Entries from a dataset of interfaces
◆ ◆ ◆ ◆ ◆
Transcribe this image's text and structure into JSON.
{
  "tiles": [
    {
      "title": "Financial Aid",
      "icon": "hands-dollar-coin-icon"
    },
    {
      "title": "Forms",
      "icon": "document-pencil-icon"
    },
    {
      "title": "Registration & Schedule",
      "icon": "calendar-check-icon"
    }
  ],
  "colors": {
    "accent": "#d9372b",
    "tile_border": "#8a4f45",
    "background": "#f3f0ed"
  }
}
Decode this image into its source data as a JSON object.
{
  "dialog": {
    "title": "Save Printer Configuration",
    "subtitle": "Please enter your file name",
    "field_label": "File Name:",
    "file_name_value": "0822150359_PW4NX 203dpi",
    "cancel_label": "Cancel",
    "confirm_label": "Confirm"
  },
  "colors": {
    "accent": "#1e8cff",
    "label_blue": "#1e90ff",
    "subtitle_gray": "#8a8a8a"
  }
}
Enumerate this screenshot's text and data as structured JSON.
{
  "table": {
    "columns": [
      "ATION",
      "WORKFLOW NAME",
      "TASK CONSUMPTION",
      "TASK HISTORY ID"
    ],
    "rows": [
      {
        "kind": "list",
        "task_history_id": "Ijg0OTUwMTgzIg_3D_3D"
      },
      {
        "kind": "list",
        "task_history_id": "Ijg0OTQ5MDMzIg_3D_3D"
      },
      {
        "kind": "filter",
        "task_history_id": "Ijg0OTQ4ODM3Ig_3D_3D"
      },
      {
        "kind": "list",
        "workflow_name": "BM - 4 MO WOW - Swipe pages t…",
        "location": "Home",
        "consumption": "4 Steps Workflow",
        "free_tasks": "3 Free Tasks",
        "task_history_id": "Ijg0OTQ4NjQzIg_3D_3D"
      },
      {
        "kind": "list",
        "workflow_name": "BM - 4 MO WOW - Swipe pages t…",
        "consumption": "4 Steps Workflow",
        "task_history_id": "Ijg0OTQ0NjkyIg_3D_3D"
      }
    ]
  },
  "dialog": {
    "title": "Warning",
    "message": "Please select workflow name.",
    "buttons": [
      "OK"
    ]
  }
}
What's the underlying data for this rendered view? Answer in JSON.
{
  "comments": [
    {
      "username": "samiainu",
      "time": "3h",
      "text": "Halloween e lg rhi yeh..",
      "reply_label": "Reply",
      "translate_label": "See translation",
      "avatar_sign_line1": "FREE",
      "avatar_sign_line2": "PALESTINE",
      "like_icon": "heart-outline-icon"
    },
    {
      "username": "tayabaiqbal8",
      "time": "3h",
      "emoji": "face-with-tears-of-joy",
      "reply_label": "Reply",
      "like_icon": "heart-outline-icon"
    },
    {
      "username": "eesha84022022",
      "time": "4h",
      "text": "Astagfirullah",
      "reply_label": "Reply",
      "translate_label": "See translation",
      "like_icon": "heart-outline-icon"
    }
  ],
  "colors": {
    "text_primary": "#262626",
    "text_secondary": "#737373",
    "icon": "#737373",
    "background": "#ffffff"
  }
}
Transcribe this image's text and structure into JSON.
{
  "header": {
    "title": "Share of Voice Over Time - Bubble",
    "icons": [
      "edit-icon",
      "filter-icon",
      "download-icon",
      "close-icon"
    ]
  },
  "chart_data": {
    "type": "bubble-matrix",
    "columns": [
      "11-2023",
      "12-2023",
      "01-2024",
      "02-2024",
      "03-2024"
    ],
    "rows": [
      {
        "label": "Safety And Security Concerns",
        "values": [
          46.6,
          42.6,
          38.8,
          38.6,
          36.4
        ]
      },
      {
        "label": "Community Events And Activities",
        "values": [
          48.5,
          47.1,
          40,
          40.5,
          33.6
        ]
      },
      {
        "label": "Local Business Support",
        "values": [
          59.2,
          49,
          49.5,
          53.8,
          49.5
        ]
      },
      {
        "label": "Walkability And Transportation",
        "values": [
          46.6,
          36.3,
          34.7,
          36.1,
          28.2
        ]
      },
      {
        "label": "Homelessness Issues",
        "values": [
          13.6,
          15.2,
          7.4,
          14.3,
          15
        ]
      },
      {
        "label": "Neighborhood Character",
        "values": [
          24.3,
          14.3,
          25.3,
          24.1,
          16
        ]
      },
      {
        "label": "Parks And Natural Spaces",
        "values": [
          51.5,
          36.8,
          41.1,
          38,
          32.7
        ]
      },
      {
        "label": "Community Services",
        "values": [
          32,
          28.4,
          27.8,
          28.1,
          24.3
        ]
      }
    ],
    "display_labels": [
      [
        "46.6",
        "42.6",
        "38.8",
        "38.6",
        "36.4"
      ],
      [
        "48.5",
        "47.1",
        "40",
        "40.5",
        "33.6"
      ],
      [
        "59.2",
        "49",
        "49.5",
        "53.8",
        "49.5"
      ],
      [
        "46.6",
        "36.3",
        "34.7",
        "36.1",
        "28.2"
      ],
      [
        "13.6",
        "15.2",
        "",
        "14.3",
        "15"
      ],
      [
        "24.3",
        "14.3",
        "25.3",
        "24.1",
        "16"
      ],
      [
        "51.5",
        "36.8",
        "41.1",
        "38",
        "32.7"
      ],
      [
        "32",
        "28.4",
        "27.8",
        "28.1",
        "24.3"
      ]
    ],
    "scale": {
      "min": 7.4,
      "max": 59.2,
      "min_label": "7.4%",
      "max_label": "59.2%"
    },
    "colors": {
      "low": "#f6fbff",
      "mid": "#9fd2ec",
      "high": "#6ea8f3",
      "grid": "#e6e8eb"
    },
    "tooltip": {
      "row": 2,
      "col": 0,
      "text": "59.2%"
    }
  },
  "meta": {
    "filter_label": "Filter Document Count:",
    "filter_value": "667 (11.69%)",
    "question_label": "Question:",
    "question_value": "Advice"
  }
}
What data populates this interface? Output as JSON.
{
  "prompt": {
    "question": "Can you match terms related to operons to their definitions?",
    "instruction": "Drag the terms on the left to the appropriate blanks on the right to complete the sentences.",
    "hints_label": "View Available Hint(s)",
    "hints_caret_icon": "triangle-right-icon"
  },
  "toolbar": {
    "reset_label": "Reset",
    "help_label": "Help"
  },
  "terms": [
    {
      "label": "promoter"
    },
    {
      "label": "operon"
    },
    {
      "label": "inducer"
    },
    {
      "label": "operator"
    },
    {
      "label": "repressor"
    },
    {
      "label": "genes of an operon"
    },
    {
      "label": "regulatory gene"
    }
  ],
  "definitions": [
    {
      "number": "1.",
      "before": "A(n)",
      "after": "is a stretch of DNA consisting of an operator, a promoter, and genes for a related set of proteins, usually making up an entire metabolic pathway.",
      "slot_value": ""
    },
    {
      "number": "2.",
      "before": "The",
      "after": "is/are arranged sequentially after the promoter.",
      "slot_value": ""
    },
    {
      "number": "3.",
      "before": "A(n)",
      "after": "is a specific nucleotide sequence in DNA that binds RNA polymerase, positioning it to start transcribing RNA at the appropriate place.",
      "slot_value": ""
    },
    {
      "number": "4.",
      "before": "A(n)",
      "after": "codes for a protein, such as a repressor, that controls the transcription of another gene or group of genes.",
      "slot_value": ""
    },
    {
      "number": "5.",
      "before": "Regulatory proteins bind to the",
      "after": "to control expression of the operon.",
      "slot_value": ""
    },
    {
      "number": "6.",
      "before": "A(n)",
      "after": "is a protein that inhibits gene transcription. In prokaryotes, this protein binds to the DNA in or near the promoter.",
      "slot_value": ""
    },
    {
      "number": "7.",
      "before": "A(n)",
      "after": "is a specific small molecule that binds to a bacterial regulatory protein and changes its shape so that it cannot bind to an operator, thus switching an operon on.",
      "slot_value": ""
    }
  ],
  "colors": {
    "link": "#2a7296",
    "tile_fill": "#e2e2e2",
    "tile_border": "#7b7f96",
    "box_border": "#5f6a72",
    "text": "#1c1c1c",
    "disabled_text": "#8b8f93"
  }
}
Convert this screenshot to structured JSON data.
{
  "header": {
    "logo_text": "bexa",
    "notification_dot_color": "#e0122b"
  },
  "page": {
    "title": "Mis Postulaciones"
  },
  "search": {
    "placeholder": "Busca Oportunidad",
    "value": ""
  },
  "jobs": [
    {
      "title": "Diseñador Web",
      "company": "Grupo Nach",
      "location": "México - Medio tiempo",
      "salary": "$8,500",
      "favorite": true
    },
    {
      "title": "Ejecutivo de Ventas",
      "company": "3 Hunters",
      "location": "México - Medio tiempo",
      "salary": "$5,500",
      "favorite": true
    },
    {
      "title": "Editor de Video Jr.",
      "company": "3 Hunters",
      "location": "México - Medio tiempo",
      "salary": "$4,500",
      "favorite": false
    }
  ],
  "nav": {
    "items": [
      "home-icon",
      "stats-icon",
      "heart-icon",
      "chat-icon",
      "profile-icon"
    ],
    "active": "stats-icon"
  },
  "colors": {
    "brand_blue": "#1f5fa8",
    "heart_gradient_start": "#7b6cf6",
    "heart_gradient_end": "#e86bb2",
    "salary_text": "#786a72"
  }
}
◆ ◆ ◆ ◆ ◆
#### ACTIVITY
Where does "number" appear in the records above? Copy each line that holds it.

#### EXERCISE OUTPUT
      "number": "1.",
      "number": "2.",
      "number": "3.",
      "number": "4.",
      "number": "5.",
      "number": "6.",
      "number": "7.",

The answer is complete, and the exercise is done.